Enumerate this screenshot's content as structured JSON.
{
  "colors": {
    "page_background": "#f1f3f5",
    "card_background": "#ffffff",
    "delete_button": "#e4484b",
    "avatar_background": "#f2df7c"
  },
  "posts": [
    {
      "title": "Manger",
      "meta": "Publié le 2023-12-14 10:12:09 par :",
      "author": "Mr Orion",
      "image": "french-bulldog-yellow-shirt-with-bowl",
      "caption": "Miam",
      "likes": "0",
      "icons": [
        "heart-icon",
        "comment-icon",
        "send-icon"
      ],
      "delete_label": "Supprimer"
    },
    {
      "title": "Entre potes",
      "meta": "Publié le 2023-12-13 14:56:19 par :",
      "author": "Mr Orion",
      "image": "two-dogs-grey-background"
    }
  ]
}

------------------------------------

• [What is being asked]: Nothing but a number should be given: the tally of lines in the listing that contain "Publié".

• [Solution to the exercise]: 2